2015 Banking Barometer: Rise in assets under management and an increase in net income despite a challenging environment. Stable employment trend expected for 2015

Basel, September 03, 2015 Despite ongoing structural change, shrinking interest margins and a challenging market environment: the Swiss banks reported a rise in both assets under management and net income in 2014. Companies and private individuals benefitted from intact bank lending. Domestic mortgage loans rose moderately by 3.6 percent. A slight decrease in staff levels in 2014 reflects the more difficult framework conditions. The banks expect the employment trend to remain constant or improve slightly in the second half of 2015.

The banking sector once again made a significant contribution to Switzerland’s prosperity in 2014. It generated around 6 percent of total economic performance and recorded net annual profit of CHF 7.4 bn. The sector employed over 104,000 people (full-time equivalents) and paid a total of CHF 2.6 bn in income taxes and taxes on earnings. An overview of the key figures for the 2014 business year:

  • The banks in Switzerland managed CHF 6,656 bn at the end of 2014. Compared to 2013, this represents an increase of CHF 518 bn. This rise is the result of an increase in securities holdings, savings and investment liabilities to customers, and time deposits. The banks also benefitted from strong inflows from emerging countries and transition countries in Europe. These inflows more than compensated for the decrease in assets from Western Europe arising from tax settlements.
  • The share of foreign assets under management continues to account for slightly over 50 percent. With a market share of 26 percent, the Swiss banking sector remains the global leader for cross-border wealth management.
  • Aggregate annual profit of the profitable institutions rose by 19.3 percent to CHF 14.2 bn. The losses generated by the unprofitable institutions also rose, by 25.9 percent to CHF 6.8 bn. The big banks and foreign-controlled group of banks were the primary drivers behind the annual profits and losses. The banks paid taxes amounting to CHF 2.6 bn (a 36.8% increase year-on-year).
  • Lending by banks in Switzerland to companies and private individuals remained intact. The domestic credit volume amounted to CHF 1,072.5 bn. This corresponds with a moderate increase compared to the previous year. Domestic loans rose by 3.6 percent, which represents a less significant increase than in the previous three years. This is likely also due to the measures introduced in the mortgage lending segment, including the amendments to the self-regulation of the banks.
  • The banks’ balance sheet total rose by 6.8 percent to CHF 3,041.7 bn, predominantly due to the expansion of foreign positions held by the big banks and the rise in mortgage lending.
  • At the end of 2014, the banks in Switzerland employed 104,053 people. Staff levels decreased by 1,682 jobs or 1.6 percent in 2014. This reflects the more difficult economic and regulatory framework conditions faced by the banks. The average unemployment rate in the Swiss banking sector was 2.5 percent, and therefore significantly below that of the overall economy (3.2%). According to an SBA survey, the banks expect the employment trend to remain unchanged or improve slightly in the second half of 2015.

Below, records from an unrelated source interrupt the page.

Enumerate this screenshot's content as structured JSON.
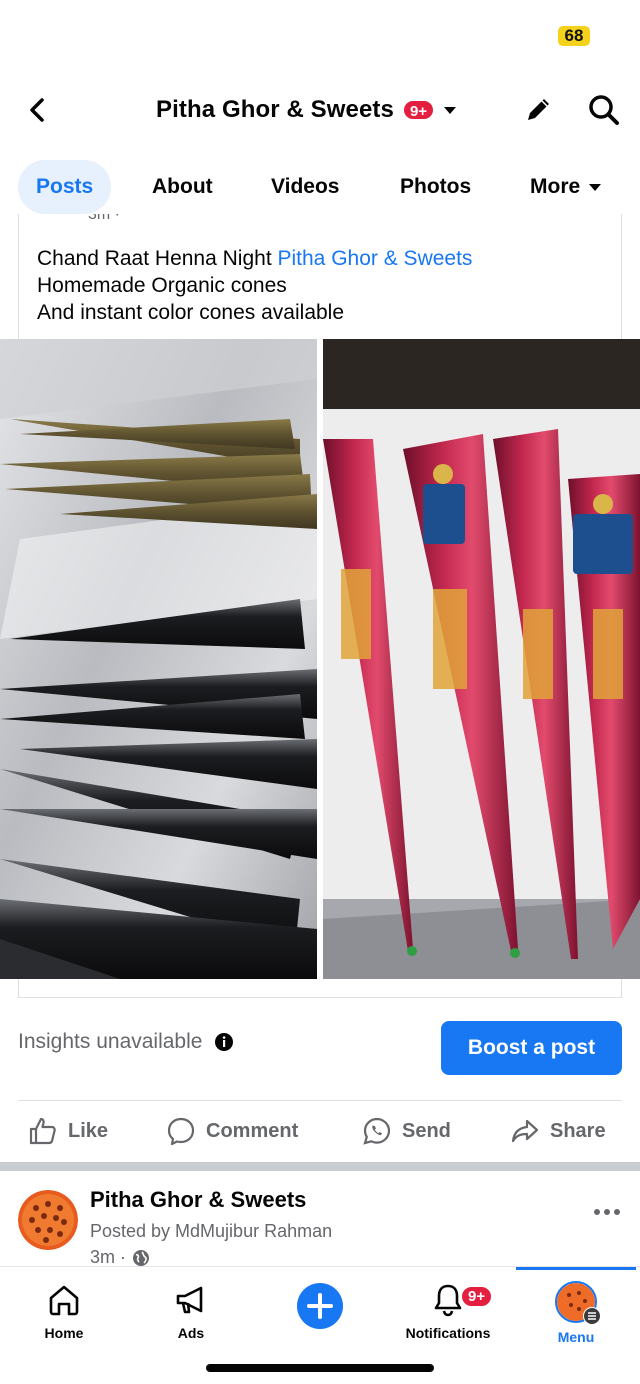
{
  "status_bar": {
    "battery": "68"
  },
  "header": {
    "title": "Pitha Ghor & Sweets",
    "badge": "9+"
  },
  "tabs": [
    {
      "label": "Posts",
      "active": true
    },
    {
      "label": "About"
    },
    {
      "label": "Videos"
    },
    {
      "label": "Photos"
    },
    {
      "label": "More"
    }
  ],
  "post": {
    "meta_cut": "3m ·",
    "line1_text": "Chand Raat Henna Night ",
    "line1_link": "Pitha Ghor & Sweets",
    "line2": "Homemade Organic cones",
    "line3": "And instant color cones available"
  },
  "insights": {
    "label": "Insights unavailable",
    "boost": "Boost a post"
  },
  "actions": {
    "like": "Like",
    "comment": "Comment",
    "send": "Send",
    "share": "Share"
  },
  "next_post": {
    "title": "Pitha Ghor & Sweets",
    "posted_by": "Posted by MdMujibur Rahman",
    "time": "3m ·"
  },
  "bottom_nav": {
    "home": "Home",
    "ads": "Ads",
    "notifications": "Notifications",
    "notif_badge": "9+",
    "menu": "Menu"
  },
  "colors": {
    "accent": "#1877f2",
    "badge": "#e41e3f",
    "battery": "#f4d21b"
  }
}
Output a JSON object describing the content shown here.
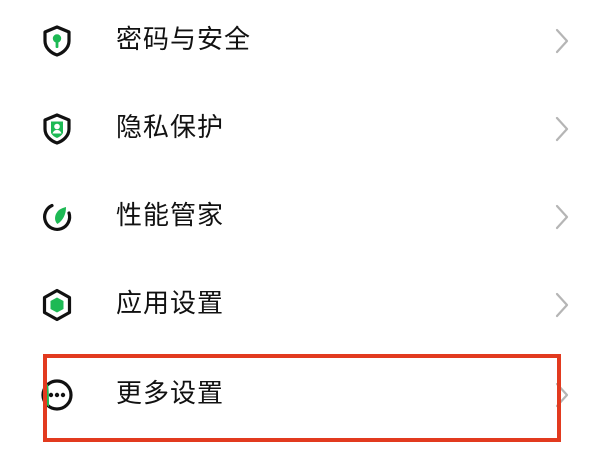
{
  "settings": {
    "items": [
      {
        "label": "密码与安全",
        "icon": "shield-key-icon"
      },
      {
        "label": "隐私保护",
        "icon": "shield-person-icon"
      },
      {
        "label": "性能管家",
        "icon": "performance-leaf-icon"
      },
      {
        "label": "应用设置",
        "icon": "hexagon-app-icon"
      },
      {
        "label": "更多设置",
        "icon": "more-dots-icon"
      }
    ]
  },
  "colors": {
    "accent": "#1db954",
    "icon_outline": "#111111",
    "highlight": "#e23a1f",
    "chevron": "#b5b5b5",
    "text": "#111111"
  }
}
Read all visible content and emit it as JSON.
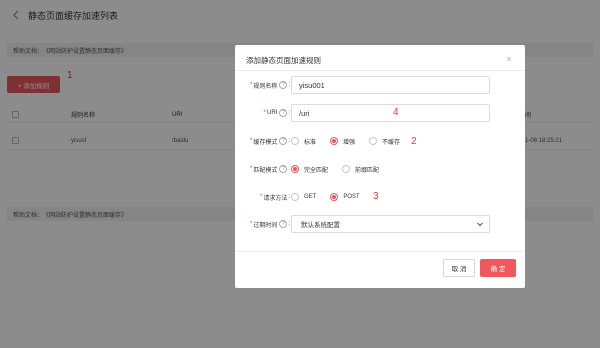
{
  "page": {
    "title": "静态页面缓存加速列表",
    "help_prefix": "帮助文档：",
    "help_link": "《网站防护设置静态页面缓存》",
    "add_button": "+ 添加规则",
    "table_headers": [
      "规则名称",
      "URI",
      "",
      "",
      "",
      "",
      "间"
    ],
    "table_row": [
      "yisusf",
      "/baidu",
      "",
      "",
      "",
      "",
      "1-08 18:25:21"
    ]
  },
  "annotations": [
    "1",
    "2",
    "3",
    "4"
  ],
  "modal": {
    "title": "添加静态页面加速规则",
    "close_icon": "×",
    "fields": {
      "rule_name": {
        "label": "规则名称",
        "value": "yisu001"
      },
      "uri": {
        "label": "URI",
        "value": "/uri"
      },
      "cache_mode": {
        "label": "缓存模式",
        "options": [
          "标准",
          "增强",
          "不缓存"
        ],
        "selected": "增强"
      },
      "match_mode": {
        "label": "匹配模式",
        "options": [
          "完全匹配",
          "前缀匹配"
        ],
        "selected": "完全匹配"
      },
      "request_method": {
        "label": "请求方法",
        "options": [
          "GET",
          "POST"
        ],
        "selected": "POST"
      },
      "expire_time": {
        "label": "过期时间",
        "value": "默认系统配置"
      }
    },
    "required_mark": "*",
    "help_icon_glyph": "?",
    "cancel_label": "取 消",
    "ok_label": "确 定"
  },
  "colors": {
    "accent": "#e8585d",
    "annotation": "#e53935"
  }
}
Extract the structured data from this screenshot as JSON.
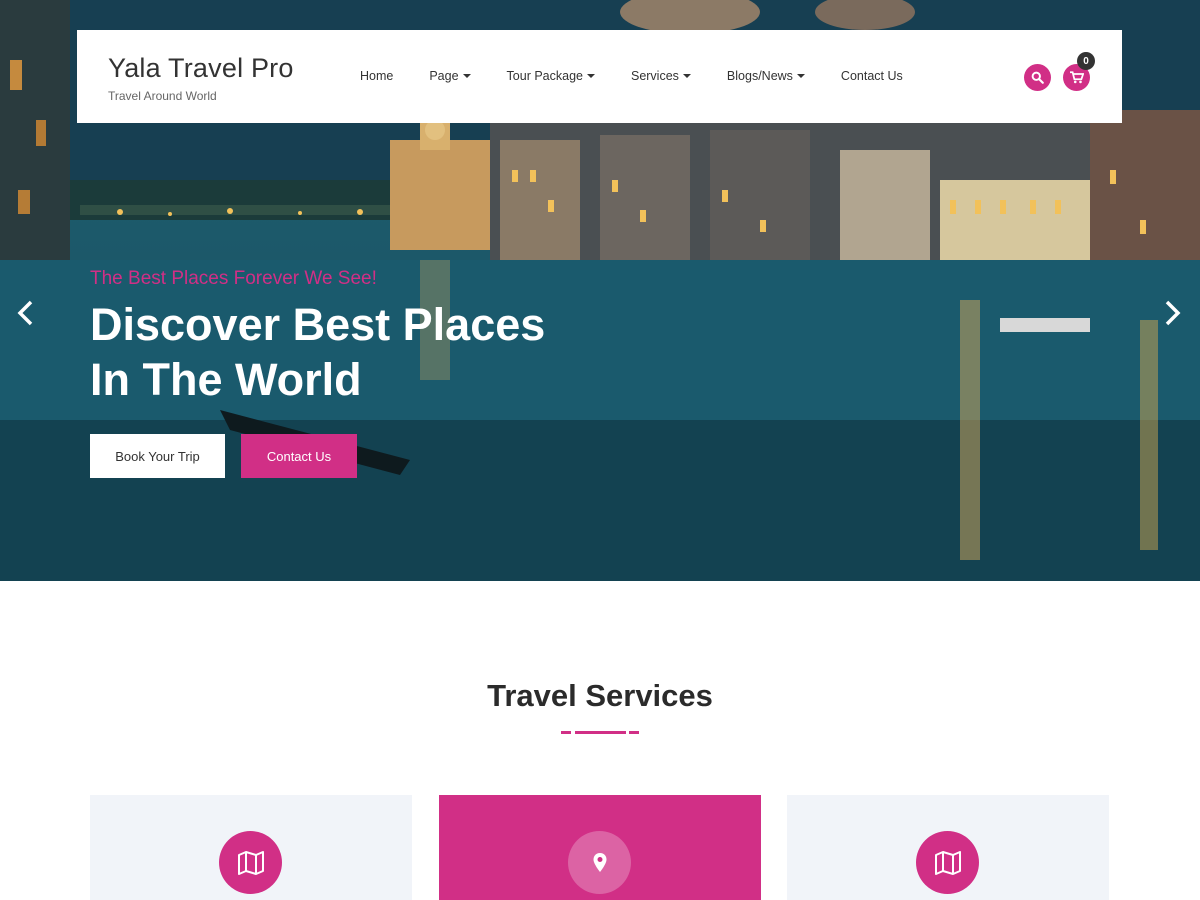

Challenges stimulate structural Change

2014 presented numerous challenges for the banks in Switzerland, which had a negative impact on costs and margins. This situation, combined with the rapid developments in the digitalisation segment, is likely to lead to further structural change and consolidation in the banking sector. While there were still 283 banking institutions operating in Switzerland in 2013, the number decreased to 275 at the end of 2014. The number of institutions therefore decreased by eight.

The Swiss National Bank’s (SNB) decision in January 2015 to lift the minimum euro exchange rate and introduce negative interest rates on sight deposit accounts places a particularly heavy burden on the banks in Switzerland. On the one hand, as an export industry, they are affected by the high franc exchange rate. On the other hand, the negative interest rates have an adverse effect on the business activities of the banks, in particular for those with a domestic focus.

Strengthening the Swiss capital market and improving framework conditions

A balanced relationship between capital market and credit financing is beneficial when it comes to ensuring sufficient financial resources for companies in all phases of the economic cycle. Traditionally, credit financing – particularly for the financing of small and medium sized companies – has been the predominant form of financing in Switzerland; debt financing on the capital market (e.g. through issuances) is the exception. In international comparison, momentum in the Swiss capital market has seen weak development due to unattractive framework conditions, in particular for foreign issuers. In order to stimulate this business, focus must be placed on the following areas: abolition of the withholding tax and the stamp tax on issuance, introduction of the paying agent principle and sustainable solutions for Coco bonds (contingent convertible bonds). A further measure for increasing the appeal of the Swiss capital market is the creation of a hub for foreign exchange trading of the Chinese currency, the renminbi, which is well underway thanks to the endeavours of the SBA.

Information for editors

The Swiss Bankers Association’s (SBA) annual Banking Barometer brings together the key figures and developments in the Swiss banking centre. The study is based on data from the SNB as well as the results of surveys conducted with member institutions. The study will be presented to the public today at 9.30 a.m. in Zurich.